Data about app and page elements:
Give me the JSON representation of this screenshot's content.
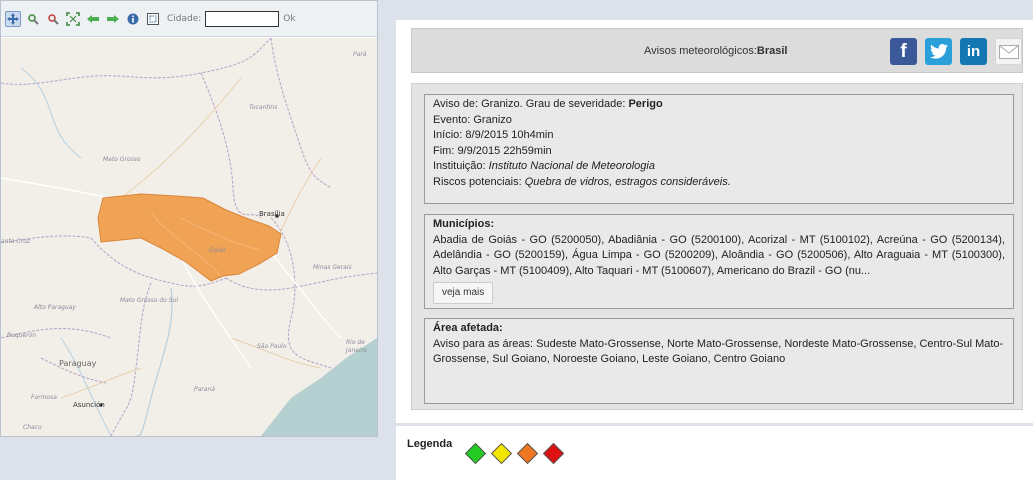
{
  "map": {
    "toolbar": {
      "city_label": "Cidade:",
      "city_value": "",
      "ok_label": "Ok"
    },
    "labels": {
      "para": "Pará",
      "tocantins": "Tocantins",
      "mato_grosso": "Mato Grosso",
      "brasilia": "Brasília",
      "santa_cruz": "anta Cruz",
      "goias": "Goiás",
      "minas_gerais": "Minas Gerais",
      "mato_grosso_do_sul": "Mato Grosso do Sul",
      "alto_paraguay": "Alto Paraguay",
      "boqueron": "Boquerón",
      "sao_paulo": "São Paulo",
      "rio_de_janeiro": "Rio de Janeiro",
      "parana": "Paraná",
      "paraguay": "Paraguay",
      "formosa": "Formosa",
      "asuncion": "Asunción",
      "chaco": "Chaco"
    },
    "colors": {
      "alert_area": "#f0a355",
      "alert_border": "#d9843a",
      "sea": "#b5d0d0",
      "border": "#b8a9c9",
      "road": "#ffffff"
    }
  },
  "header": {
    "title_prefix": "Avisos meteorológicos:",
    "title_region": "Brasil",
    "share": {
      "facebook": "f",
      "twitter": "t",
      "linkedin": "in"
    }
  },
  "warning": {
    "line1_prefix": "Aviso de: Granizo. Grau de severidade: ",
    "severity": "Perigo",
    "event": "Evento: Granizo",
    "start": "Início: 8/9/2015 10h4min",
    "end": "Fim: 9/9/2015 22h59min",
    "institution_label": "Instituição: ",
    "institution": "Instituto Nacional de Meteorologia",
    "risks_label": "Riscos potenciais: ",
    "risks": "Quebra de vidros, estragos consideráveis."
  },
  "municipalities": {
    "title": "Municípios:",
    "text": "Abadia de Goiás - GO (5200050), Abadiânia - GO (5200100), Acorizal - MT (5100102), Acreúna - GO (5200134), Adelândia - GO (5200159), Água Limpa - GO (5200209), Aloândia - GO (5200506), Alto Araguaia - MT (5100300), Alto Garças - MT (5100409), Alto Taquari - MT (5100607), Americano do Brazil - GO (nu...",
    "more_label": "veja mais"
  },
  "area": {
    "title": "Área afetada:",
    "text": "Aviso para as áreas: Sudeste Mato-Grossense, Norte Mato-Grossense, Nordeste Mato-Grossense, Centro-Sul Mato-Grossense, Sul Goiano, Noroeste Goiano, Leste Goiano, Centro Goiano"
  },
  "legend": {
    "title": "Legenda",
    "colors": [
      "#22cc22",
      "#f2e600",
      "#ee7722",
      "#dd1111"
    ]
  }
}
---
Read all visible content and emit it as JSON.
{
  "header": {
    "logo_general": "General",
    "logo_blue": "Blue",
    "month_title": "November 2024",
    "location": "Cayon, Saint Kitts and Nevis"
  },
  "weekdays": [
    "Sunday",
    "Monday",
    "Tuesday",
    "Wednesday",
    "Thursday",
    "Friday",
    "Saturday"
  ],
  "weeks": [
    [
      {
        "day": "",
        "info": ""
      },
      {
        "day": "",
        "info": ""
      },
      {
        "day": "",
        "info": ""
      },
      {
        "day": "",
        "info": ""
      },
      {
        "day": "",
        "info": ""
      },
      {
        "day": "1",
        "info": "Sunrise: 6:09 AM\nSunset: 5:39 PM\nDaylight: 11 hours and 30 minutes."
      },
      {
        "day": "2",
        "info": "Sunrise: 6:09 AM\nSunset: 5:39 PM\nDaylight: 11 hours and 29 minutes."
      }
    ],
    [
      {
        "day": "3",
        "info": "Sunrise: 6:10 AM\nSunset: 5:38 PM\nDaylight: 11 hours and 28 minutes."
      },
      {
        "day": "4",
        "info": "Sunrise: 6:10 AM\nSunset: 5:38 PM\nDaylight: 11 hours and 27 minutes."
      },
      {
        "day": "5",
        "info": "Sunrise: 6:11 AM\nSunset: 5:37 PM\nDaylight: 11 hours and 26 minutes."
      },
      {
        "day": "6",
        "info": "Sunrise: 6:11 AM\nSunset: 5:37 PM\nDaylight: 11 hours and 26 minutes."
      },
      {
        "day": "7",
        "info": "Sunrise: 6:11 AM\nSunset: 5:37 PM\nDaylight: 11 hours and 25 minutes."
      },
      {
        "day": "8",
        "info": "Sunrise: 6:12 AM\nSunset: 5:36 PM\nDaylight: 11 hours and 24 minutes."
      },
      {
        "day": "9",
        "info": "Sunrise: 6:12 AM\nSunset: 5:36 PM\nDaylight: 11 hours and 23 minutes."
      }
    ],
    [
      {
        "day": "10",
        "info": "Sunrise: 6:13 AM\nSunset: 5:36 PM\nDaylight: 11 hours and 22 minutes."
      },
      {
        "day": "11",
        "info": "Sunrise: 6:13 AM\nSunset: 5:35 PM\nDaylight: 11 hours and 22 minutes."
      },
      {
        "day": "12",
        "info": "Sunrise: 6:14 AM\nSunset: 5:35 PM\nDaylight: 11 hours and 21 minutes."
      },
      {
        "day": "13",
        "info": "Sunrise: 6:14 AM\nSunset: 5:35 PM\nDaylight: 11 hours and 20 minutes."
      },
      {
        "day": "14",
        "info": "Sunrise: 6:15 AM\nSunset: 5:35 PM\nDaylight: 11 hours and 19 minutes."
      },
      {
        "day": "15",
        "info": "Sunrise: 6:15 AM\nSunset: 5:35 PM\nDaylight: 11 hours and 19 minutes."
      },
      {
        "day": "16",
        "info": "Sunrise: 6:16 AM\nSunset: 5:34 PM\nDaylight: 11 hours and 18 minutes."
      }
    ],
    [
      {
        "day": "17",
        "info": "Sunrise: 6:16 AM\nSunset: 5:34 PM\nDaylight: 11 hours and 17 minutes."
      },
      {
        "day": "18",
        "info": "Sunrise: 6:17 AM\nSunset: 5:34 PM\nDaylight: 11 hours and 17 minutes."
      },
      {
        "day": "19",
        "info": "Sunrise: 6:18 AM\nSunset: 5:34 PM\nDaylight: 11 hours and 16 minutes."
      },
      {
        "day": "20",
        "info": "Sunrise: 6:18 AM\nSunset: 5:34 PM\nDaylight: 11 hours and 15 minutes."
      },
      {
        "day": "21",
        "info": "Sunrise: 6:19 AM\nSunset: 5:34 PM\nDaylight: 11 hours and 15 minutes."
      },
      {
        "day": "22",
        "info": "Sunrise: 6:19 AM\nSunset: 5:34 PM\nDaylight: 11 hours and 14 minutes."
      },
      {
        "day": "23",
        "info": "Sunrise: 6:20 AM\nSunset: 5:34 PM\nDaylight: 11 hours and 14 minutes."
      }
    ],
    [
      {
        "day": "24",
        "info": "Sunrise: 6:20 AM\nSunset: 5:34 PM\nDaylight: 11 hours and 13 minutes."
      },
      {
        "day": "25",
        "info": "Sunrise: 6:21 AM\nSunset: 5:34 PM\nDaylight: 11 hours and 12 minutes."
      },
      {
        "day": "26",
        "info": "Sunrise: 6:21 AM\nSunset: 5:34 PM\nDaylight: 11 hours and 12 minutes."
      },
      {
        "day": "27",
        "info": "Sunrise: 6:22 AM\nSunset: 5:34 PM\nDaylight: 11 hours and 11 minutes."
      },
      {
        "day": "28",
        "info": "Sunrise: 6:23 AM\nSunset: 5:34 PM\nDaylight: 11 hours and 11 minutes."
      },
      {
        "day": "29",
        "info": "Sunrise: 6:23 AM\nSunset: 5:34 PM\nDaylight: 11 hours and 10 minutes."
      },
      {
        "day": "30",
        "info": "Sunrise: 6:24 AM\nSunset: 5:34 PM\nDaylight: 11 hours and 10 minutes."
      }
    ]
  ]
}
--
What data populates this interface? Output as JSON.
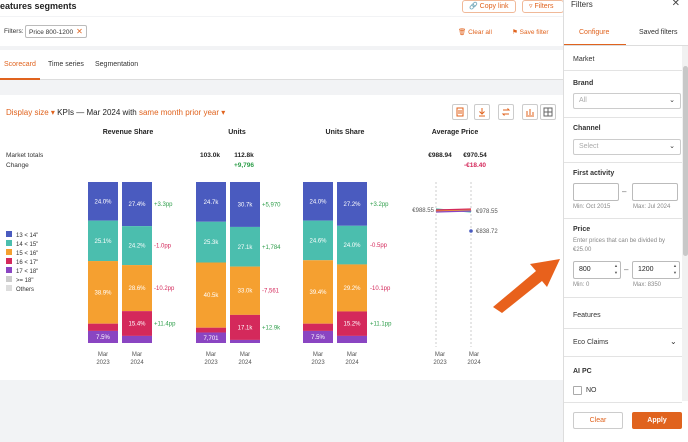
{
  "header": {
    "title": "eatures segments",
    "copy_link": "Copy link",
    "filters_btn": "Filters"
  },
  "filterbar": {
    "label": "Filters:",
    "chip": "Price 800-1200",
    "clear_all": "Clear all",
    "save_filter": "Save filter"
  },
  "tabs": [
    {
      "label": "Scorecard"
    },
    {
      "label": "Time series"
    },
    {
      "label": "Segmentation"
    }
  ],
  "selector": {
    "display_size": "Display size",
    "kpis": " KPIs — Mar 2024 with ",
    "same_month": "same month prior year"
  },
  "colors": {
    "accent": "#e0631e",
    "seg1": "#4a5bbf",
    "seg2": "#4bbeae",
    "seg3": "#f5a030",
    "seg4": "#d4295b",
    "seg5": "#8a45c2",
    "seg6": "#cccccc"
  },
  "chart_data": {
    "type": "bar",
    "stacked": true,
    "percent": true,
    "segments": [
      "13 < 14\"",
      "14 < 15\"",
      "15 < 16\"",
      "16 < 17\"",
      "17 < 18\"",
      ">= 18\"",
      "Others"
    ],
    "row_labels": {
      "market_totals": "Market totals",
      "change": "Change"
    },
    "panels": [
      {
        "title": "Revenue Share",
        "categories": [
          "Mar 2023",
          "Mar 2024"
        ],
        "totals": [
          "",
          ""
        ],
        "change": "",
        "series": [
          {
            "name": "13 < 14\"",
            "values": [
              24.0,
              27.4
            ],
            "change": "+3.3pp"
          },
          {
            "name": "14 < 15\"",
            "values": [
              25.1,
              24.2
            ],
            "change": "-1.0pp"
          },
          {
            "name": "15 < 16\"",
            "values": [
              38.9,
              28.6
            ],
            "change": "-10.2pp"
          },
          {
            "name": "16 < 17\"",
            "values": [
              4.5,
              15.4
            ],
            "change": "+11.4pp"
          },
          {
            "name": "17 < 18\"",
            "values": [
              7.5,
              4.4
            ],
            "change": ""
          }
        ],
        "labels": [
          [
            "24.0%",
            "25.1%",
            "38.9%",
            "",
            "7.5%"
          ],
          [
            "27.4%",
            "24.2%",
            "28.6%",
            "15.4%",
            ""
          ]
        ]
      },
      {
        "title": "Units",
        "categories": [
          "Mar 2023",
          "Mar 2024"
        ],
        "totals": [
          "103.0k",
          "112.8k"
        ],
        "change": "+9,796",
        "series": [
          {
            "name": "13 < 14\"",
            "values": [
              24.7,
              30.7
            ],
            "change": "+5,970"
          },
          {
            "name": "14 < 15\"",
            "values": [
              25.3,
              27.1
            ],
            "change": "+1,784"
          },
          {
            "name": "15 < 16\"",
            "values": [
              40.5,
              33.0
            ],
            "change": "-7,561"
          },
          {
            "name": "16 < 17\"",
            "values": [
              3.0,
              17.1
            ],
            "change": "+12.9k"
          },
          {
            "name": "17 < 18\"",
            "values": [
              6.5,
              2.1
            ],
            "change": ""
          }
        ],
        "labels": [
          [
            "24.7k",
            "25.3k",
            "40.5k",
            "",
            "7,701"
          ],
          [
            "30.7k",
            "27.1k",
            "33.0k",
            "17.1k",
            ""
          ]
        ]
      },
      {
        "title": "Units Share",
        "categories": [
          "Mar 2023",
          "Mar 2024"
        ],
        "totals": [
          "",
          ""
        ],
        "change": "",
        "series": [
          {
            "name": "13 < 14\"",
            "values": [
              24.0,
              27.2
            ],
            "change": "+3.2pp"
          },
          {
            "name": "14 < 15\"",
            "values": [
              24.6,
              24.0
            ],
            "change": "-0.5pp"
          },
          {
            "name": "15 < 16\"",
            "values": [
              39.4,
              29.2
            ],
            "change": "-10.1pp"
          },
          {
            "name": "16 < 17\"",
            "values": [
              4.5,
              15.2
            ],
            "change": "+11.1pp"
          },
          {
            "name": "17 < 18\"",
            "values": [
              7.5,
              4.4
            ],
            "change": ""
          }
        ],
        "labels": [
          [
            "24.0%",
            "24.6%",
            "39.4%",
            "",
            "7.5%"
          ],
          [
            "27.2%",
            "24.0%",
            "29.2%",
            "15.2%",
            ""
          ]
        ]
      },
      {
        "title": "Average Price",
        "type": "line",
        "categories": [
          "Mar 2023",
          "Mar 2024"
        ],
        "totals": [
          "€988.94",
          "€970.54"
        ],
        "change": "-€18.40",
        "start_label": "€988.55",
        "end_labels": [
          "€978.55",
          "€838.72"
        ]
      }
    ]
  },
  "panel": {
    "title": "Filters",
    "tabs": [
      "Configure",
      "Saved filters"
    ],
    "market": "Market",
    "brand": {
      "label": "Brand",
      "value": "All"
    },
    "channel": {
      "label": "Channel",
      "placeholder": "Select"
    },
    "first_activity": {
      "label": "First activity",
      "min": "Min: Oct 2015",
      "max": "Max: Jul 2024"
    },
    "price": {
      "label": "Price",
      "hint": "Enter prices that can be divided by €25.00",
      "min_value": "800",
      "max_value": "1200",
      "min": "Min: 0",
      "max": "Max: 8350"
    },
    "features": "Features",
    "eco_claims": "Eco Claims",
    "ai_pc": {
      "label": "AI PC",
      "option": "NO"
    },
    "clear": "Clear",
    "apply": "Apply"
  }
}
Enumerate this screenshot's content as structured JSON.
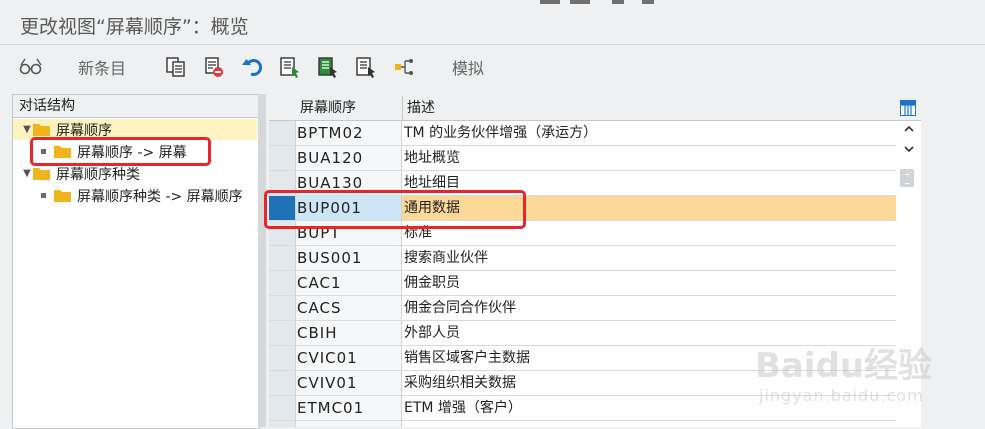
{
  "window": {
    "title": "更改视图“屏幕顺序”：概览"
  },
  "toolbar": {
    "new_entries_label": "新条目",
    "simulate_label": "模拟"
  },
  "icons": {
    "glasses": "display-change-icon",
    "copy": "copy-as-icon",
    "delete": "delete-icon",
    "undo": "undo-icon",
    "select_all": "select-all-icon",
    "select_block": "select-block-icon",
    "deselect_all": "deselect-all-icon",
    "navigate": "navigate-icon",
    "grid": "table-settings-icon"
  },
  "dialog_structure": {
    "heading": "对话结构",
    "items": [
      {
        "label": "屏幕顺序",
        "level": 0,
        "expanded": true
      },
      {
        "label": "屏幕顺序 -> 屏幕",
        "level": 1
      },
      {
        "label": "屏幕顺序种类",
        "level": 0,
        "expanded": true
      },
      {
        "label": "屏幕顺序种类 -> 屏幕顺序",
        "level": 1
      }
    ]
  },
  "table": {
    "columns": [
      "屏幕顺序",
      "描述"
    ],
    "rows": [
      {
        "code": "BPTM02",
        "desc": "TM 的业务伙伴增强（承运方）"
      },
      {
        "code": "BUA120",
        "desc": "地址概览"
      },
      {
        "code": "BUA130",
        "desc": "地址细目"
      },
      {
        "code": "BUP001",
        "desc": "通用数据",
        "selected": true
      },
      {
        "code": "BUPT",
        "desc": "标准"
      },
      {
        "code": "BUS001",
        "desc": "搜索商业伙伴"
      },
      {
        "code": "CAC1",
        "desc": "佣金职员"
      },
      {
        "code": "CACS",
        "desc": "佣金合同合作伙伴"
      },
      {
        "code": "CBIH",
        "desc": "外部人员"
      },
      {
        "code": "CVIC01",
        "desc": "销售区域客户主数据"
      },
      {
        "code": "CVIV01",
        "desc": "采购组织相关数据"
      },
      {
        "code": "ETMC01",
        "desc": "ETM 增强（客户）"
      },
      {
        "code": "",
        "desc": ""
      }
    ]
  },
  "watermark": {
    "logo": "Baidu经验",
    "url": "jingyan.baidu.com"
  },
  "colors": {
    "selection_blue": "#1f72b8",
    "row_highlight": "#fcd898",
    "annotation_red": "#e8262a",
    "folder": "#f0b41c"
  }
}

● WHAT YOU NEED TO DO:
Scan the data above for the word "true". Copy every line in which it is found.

● EXPECTED OUTPUT:
    "stacked": true,
    "percent": true,
        "expanded": true
        "expanded": true
        "selected": true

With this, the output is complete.